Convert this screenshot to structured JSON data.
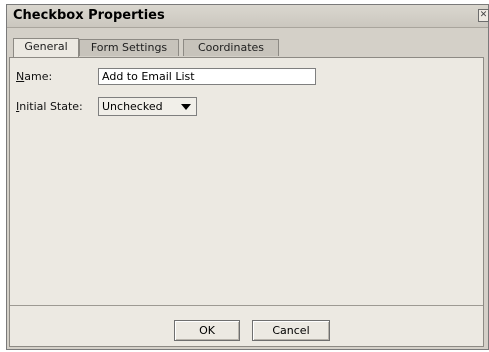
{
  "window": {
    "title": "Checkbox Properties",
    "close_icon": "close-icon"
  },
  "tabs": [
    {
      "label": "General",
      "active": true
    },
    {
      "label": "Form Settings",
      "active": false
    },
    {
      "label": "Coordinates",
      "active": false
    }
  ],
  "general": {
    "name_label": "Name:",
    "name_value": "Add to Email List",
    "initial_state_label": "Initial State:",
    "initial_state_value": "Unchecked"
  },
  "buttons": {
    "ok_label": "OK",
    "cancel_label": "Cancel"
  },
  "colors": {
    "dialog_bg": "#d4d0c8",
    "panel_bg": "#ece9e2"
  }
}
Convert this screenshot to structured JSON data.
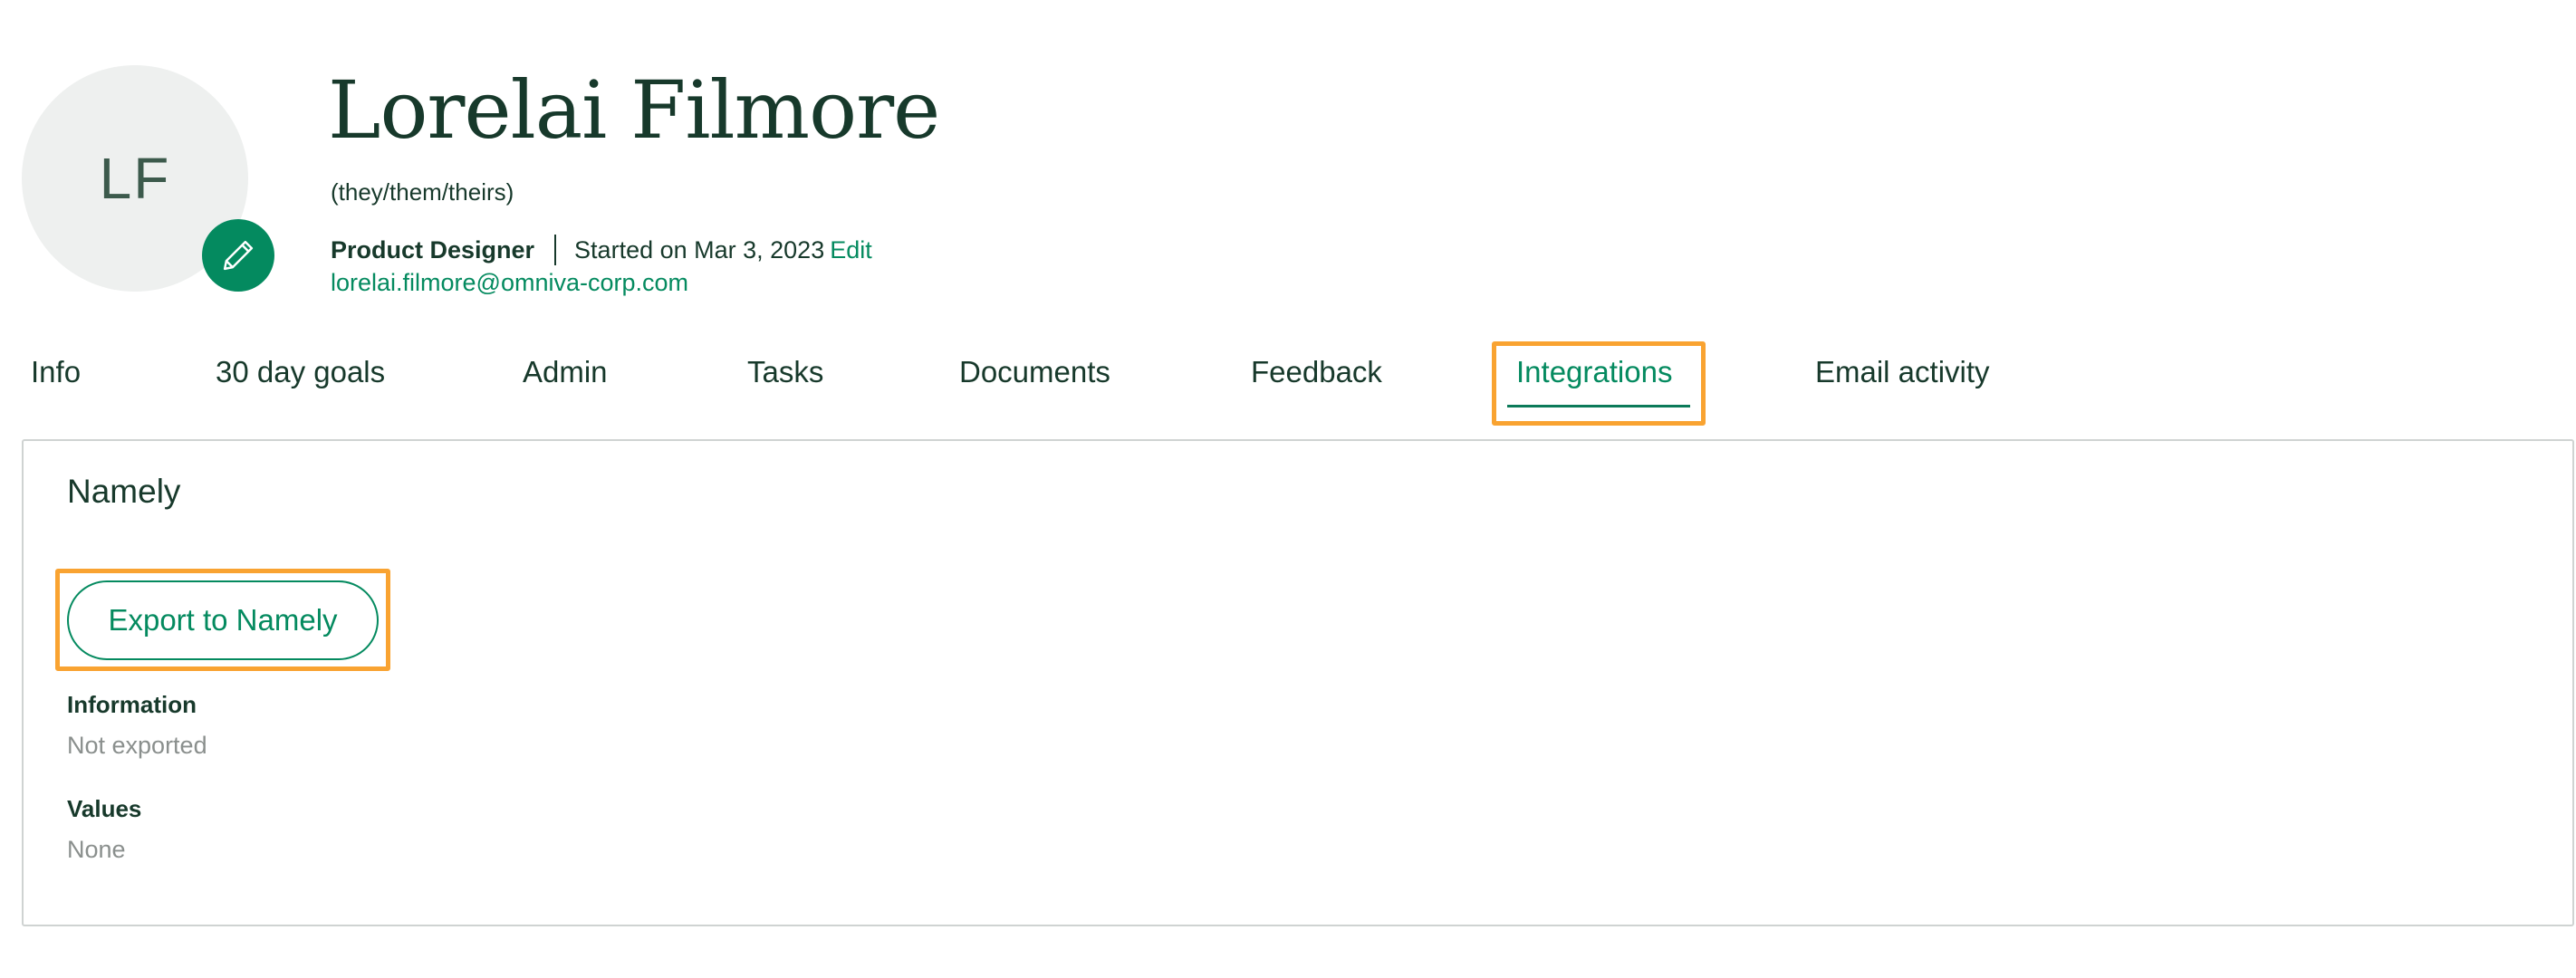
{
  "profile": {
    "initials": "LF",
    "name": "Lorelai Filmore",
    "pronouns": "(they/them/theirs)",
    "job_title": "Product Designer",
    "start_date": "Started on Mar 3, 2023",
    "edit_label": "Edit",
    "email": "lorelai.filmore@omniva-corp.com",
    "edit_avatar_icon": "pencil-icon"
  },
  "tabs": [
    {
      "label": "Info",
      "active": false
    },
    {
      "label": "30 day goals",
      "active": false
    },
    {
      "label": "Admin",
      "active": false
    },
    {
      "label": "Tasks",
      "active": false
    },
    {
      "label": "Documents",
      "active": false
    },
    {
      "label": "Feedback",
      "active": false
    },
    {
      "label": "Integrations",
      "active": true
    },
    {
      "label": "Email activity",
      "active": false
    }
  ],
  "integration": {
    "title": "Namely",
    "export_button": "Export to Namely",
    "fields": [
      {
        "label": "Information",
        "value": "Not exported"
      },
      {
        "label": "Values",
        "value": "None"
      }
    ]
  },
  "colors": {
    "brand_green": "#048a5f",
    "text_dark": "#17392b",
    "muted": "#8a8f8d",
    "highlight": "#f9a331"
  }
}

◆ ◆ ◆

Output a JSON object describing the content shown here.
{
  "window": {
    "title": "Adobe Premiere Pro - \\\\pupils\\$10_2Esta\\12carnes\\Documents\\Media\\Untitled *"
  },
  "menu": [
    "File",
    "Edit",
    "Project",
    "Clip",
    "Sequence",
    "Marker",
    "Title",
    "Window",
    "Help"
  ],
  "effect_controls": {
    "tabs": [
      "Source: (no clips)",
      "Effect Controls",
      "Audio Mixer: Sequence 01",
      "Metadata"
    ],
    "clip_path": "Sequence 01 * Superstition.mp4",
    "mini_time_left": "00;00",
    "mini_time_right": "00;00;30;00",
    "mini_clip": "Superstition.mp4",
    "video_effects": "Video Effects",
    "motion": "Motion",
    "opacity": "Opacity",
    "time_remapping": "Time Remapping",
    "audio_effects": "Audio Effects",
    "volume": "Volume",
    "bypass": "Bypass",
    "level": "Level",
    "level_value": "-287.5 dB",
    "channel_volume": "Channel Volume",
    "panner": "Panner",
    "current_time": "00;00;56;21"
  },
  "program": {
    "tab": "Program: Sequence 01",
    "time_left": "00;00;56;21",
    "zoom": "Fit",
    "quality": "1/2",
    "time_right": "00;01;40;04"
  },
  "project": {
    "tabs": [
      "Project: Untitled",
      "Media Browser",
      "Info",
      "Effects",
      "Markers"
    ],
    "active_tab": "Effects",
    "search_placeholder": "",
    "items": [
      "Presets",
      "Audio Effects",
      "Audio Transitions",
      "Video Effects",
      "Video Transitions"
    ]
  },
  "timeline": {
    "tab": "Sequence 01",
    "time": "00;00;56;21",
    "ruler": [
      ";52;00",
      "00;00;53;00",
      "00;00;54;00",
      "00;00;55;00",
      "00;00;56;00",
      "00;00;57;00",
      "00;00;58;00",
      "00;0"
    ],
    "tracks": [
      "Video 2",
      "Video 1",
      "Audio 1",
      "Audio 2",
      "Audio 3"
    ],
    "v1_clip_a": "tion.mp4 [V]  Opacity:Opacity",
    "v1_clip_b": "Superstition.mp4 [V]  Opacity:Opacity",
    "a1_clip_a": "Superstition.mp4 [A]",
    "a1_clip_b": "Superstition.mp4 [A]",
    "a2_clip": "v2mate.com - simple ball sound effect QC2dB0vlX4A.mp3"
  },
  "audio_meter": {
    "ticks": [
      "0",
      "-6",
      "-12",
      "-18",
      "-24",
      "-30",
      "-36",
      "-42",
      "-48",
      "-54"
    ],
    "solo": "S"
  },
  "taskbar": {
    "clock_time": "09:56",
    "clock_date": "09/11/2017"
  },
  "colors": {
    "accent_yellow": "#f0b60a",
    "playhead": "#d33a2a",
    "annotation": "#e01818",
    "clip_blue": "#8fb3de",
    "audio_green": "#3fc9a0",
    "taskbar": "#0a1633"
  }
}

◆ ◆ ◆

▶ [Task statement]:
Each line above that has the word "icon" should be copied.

▶ [Written solution]:
    "close_icon": "close-icon"
    "edit_avatar_icon": "pencil-icon"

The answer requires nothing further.